Material shown START

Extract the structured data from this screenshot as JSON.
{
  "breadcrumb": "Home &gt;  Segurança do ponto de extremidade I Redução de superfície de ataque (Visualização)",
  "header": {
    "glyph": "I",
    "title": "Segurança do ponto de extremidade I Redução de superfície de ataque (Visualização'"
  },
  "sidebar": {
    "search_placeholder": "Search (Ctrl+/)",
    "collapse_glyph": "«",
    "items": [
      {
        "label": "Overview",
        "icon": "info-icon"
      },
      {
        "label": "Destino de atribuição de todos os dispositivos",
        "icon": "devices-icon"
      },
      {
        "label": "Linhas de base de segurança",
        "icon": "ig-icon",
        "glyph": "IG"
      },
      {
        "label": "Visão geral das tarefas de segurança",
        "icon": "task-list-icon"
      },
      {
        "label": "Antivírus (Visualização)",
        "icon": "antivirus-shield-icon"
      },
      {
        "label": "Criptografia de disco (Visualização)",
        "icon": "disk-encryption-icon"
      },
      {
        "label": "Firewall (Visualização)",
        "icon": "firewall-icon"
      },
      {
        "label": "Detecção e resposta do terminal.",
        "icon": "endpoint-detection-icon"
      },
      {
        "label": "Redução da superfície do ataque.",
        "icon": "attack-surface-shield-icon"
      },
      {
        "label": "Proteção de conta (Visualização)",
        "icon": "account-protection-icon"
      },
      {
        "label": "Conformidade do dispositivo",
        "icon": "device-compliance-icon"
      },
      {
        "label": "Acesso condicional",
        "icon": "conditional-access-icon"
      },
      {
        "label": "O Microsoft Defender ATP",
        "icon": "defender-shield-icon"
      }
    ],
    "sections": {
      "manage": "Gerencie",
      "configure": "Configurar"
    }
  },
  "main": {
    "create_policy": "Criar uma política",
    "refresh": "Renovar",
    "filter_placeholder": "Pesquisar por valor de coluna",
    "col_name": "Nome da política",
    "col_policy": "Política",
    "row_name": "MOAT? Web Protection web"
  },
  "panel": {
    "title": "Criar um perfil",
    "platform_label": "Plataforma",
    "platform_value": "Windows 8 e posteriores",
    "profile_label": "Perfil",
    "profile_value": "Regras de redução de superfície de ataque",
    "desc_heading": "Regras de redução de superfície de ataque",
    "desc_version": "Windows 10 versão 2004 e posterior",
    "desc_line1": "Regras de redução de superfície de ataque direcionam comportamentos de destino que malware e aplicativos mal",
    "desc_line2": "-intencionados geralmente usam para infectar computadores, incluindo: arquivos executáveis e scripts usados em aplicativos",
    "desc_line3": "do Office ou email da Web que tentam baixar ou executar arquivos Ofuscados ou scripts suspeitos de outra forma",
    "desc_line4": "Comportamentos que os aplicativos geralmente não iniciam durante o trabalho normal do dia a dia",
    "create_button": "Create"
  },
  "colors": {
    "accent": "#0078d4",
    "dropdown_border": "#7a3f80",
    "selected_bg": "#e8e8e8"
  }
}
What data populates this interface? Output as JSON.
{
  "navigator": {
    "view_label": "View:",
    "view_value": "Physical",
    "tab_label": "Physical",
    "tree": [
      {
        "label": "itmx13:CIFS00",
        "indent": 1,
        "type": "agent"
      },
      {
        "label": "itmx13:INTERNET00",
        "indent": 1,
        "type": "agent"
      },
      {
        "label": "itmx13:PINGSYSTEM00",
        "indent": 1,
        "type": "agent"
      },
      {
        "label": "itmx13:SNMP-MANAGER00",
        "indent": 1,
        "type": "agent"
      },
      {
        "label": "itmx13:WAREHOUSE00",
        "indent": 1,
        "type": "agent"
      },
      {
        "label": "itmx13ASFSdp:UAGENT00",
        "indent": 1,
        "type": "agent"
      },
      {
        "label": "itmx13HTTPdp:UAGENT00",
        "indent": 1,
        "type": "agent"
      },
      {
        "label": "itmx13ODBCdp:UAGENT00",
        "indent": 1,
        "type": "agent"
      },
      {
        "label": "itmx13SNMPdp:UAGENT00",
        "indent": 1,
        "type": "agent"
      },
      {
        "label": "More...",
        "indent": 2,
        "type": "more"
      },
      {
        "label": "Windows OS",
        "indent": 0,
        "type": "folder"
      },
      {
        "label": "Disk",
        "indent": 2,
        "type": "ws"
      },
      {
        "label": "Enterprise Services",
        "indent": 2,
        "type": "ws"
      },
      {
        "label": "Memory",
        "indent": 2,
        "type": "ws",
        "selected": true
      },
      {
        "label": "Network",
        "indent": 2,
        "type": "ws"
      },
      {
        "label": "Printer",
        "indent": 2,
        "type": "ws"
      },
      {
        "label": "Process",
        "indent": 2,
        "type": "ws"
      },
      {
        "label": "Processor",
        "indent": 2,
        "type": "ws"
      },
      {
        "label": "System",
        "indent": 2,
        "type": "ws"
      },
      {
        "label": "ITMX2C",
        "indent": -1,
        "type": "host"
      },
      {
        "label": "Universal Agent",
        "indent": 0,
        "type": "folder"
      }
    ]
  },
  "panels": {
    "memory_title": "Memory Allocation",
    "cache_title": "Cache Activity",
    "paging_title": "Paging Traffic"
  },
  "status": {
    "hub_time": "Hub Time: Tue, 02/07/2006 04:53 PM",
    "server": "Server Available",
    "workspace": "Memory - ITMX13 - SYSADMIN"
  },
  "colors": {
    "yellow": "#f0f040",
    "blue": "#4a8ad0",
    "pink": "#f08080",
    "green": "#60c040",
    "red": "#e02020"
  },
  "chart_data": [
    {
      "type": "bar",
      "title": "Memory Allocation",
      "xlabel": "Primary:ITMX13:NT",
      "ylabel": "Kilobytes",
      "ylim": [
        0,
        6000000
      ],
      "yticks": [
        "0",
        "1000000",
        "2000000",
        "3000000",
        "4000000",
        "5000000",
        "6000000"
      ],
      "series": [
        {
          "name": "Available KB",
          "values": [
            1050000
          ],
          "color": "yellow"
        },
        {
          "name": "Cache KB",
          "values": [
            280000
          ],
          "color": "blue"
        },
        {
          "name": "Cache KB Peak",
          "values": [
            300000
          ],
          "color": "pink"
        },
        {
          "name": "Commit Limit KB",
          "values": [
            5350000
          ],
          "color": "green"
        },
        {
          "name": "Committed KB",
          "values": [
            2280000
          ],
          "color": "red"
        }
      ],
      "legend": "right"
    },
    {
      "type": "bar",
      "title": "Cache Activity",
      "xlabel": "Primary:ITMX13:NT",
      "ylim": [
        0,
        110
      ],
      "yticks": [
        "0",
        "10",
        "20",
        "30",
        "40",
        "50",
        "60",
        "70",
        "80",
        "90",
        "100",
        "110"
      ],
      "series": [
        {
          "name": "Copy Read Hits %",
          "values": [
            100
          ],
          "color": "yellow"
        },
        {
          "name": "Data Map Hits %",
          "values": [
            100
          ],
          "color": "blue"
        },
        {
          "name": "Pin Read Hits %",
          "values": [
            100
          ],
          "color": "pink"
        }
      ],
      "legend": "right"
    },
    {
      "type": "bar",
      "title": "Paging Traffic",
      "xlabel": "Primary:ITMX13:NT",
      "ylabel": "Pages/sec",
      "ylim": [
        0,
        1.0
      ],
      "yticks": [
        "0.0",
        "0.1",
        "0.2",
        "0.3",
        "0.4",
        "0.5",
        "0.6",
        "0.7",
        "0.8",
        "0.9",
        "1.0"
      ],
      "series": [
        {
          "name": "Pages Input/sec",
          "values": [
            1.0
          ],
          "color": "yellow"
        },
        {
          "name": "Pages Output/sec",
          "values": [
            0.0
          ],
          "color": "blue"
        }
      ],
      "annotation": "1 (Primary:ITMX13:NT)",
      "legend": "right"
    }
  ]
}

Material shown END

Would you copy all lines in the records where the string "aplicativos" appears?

    "desc_line1": "Regras de redução de superfície de ataque direcionam comportamentos de destino que malware e aplicativos mal",
    "desc_line2": "-intencionados geralmente usam para infectar computadores, incluindo: arquivos executáveis e scripts usados em aplicativos",
    "desc_line4": "Comportamentos que os aplicativos geralmente não iniciam durante o trabalho normal do dia a dia",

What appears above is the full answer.